DATA LISTING Block Start

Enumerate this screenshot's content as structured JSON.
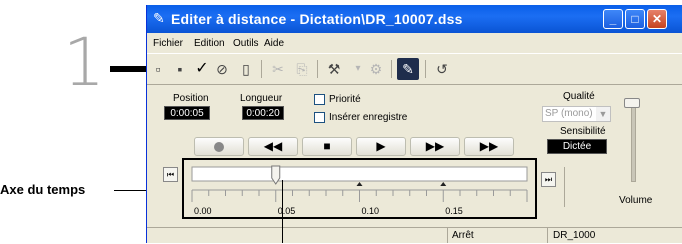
{
  "annotation": {
    "step_number": "1",
    "axis_caption": "Axe du temps"
  },
  "window": {
    "title": "Editer à distance - Dictation\\DR_10007.dss"
  },
  "menu": [
    "Fichier",
    "Edition",
    "Outils",
    "Aide"
  ],
  "toolbar": [
    "new-file-icon",
    "save-icon",
    "checkmark-icon",
    "verify-icon",
    "book-icon",
    "cut-icon",
    "copy-icon",
    "tools-icon",
    "settings-icon",
    "edit-mode-icon",
    "undo-icon"
  ],
  "position": {
    "label": "Position",
    "value": "0:00:05"
  },
  "length": {
    "label": "Longueur",
    "value": "0:00:20"
  },
  "priority": {
    "label": "Priorité"
  },
  "insert": {
    "label": "Insérer enregistre"
  },
  "quality": {
    "label": "Qualité",
    "value": "SP (mono)"
  },
  "sensitivity": {
    "label": "Sensibilité",
    "value": "Dictée"
  },
  "volume": {
    "label": "Volume"
  },
  "transport": [
    "record-button",
    "rewind-button",
    "stop-button",
    "play-button",
    "fast-forward-button",
    "skip-end-button"
  ],
  "timeline": {
    "ticks": [
      "0.00",
      "0.05",
      "0.10",
      "0.15"
    ],
    "position_fraction": 0.25
  },
  "status": {
    "state": "Arrêt",
    "file": "DR_1000"
  }
}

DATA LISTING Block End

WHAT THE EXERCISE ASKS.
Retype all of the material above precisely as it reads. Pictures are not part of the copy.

ANSWER SPACE.
Enumerate this screenshot's content as structured JSON.
{
  "annotation": {
    "step_number": "1",
    "axis_caption": "Axe du temps"
  },
  "window": {
    "title": "Editer à distance - Dictation\\DR_10007.dss"
  },
  "menu": [
    "Fichier",
    "Edition",
    "Outils",
    "Aide"
  ],
  "toolbar": [
    "new-file-icon",
    "save-icon",
    "checkmark-icon",
    "verify-icon",
    "book-icon",
    "cut-icon",
    "copy-icon",
    "tools-icon",
    "settings-icon",
    "edit-mode-icon",
    "undo-icon"
  ],
  "position": {
    "label": "Position",
    "value": "0:00:05"
  },
  "length": {
    "label": "Longueur",
    "value": "0:00:20"
  },
  "priority": {
    "label": "Priorité"
  },
  "insert": {
    "label": "Insérer enregistre"
  },
  "quality": {
    "label": "Qualité",
    "value": "SP (mono)"
  },
  "sensitivity": {
    "label": "Sensibilité",
    "value": "Dictée"
  },
  "volume": {
    "label": "Volume"
  },
  "transport": [
    "record-button",
    "rewind-button",
    "stop-button",
    "play-button",
    "fast-forward-button",
    "skip-end-button"
  ],
  "timeline": {
    "ticks": [
      "0.00",
      "0.05",
      "0.10",
      "0.15"
    ],
    "position_fraction": 0.25
  },
  "status": {
    "state": "Arrêt",
    "file": "DR_1000"
  }
}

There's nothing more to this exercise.